On the far end of Hogsmeade is Hogwarts Castle and its ride, Harry Potter and the Forbidden Journey. The motion-based ride takes you on a simulated broomstick ride with Harry around the castle, by the Whomping Willow, and through a Quidditch game (and a mess of Dementors). By the end of the day I’d ridden it three times. I would’ve ridden it more had I the opportunity. Like a child, I gripped my “broomstick” and beamed with delight. I absolutely flippin’ loved it. 

Instead of boarding the Hogwarts Express to Diagon Alley, we decided to walk back through Universal towards a food court area to eat lunch. Knowing we’d return to Hogsmeade for the light show at night, we’d enjoy the train ride then.

Next: Diagon Alley

A second spring break

As homeschoolers, we do what we want. It’s glorious. It’s magnificent.
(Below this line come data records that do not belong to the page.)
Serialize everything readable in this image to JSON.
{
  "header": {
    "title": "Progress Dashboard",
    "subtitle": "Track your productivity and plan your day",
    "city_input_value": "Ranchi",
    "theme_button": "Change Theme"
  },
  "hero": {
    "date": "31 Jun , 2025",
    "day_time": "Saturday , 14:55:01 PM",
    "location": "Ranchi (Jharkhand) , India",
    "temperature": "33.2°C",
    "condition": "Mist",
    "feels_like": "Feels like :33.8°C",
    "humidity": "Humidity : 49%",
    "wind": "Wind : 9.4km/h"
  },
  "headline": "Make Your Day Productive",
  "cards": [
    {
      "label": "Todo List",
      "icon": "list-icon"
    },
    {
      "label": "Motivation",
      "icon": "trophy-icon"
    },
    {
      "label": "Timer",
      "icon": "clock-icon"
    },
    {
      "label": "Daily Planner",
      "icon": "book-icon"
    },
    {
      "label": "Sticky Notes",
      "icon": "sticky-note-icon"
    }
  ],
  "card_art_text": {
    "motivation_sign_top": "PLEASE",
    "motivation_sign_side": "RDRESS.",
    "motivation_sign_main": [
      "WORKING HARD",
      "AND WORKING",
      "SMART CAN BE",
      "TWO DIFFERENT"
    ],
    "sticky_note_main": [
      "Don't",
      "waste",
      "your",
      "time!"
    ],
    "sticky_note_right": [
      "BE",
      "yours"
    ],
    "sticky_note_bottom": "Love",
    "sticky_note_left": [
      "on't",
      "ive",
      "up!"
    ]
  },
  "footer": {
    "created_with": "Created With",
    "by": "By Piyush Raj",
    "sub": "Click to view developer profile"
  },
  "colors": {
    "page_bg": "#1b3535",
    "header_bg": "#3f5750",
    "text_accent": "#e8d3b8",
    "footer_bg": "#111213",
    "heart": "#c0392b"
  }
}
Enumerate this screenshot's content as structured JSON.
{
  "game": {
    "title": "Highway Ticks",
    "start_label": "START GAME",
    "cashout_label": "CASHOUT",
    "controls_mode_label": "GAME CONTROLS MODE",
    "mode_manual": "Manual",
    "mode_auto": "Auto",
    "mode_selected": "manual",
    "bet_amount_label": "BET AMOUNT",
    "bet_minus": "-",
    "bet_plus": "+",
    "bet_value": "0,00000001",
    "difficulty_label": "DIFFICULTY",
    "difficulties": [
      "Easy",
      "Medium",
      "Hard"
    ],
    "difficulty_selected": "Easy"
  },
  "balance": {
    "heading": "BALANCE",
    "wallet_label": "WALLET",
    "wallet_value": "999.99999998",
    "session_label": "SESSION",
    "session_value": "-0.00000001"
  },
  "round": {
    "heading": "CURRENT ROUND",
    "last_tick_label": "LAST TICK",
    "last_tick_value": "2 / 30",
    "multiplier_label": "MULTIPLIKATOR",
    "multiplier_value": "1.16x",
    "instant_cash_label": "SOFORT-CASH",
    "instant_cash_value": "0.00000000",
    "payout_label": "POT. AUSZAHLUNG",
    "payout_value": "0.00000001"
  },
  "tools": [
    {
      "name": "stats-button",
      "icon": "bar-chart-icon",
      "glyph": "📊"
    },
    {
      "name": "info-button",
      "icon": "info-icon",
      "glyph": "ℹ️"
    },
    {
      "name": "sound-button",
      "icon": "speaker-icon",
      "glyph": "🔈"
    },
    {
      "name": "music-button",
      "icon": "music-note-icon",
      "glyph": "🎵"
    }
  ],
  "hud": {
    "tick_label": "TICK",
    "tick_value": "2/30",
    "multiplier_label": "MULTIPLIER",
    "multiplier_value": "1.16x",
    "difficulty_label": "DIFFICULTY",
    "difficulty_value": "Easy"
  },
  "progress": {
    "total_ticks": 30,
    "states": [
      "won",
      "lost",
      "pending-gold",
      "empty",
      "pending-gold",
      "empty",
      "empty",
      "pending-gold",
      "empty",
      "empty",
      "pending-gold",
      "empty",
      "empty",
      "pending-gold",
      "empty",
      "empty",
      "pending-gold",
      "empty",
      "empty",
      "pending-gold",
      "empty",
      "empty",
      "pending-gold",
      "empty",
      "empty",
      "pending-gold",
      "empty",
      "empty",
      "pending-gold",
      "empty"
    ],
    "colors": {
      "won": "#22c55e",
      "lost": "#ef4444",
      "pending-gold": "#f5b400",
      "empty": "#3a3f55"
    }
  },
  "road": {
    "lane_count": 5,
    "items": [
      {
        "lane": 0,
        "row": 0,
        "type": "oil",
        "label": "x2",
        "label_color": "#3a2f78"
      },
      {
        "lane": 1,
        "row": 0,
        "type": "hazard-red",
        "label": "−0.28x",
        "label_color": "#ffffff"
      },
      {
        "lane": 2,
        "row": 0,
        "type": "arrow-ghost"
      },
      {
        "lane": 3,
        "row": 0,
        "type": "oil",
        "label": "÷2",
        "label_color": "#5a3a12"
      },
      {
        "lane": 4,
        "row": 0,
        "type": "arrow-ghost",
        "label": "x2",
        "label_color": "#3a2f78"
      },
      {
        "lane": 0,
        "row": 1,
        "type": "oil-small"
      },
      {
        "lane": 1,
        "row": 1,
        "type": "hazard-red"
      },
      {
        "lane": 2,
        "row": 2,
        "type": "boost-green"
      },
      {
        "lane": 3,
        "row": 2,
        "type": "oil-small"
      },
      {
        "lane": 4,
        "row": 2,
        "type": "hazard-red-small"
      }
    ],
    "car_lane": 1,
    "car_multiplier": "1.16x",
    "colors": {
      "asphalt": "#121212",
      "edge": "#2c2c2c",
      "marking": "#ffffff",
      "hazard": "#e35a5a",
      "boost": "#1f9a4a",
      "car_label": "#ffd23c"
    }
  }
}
Our first spring break was spent at home, and truth be told, we still did math and reading while on hiatus from our homeschool cooperative. It wasn’t a full respite because we knew we had a second break coming – one that involved travel and excitement beyond compare.

Several years ago my sweet sister decided that she needed to take my children to Disney World since we weren’t going to. NO PROBLEM, I said, and threw some money her way. In 2015, Jeremy joined her family at Disney, and eventually, it would be Jackson’s turn.

This was his year.

On top of the Disney adventure, we decided it was also time to fork over the cash and visit the Wizarding World of Harry Potter, somewhere I’ve wanted to visit since it was built. Both Jeremy and Jackson are fans of the books and movies, so we’ve been counting the days until we could finally head to Orlando.

There is much to say about the experience, but in this particular post, I’ll be brief. I was overwhelmed to the point of tears, and not I’m not exaggerating. (Chuck has photographic proof, which I won’t be sharing publicly.) Since reading the first book in 2001 and seeing the final film in 2011, to watching both of my children fall in love with the series and love it as I do, going to Hogsmeade Village and Diagon Alley was an experience that spotlighted nearly two decades fandom. 

The impeccable detail of these two scenes left me fully satisfied, feeling like I’d actually walked into a magical world and lived there for one full day. YES, I bought a wand (Professor McGonagall’s). YES, I bought a Chocolate Frog. YES, we rode the Hogwarts Express. YES, we tried Butterbeer.

There is much to say about how it all felt, but I know what you really want is to see photos. They’re coming. I’ve got a few things to check off my to-do list before I tackle editing them.

Chuck, Jeremy, and I returned home late Wednesday night, leaving Jackson in Orlando with my sister and her family. He still had Disney World to experience, after all. From what I’ve seen in texts and Snaps, he’s living his best life. He’s loving every minute. Two magical experiences in one week is too good to be true for an 11-year-old. 

And yet, it’s all real.